In the early 1900s, there were more than 9000 fire lookout towers scattered around the U.S., while today there are a mere 60 as many have fallen to funding, destruction, and replaced by technology. But the lookout at Desolation Peak sitting at 6,100 ft, deep in the North Cascades, remains vital to the Pacific Northwest fire alert network.
Jim Henterly, a naturalist and illustrator, is one of the few remaining fire lookouts and has been on the watch for nearly 25 years. While on Desolation Peak, he has not always been in isolation as his wife joined him for many years and the two even rose their child in the tower through many fire seasons.

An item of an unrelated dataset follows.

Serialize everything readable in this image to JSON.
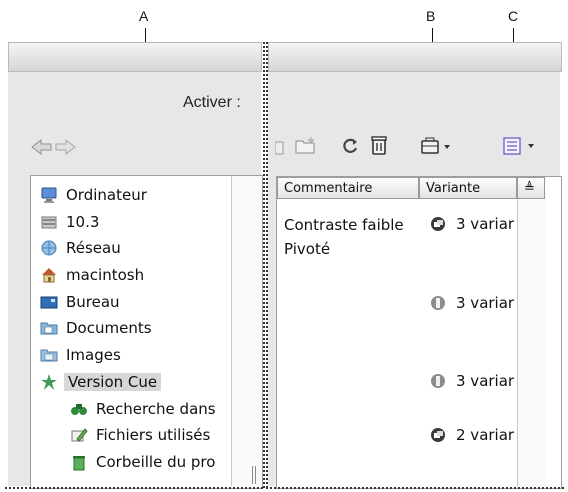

Henterly and the lookout at Desolation Peak are living history and one of the last truly human connections to the natural world. The remaining 60 towers will most likely fall to drones and other tech-based alerts, but today as the fire season ignites, Henterly and his keen eyesight are on the watch.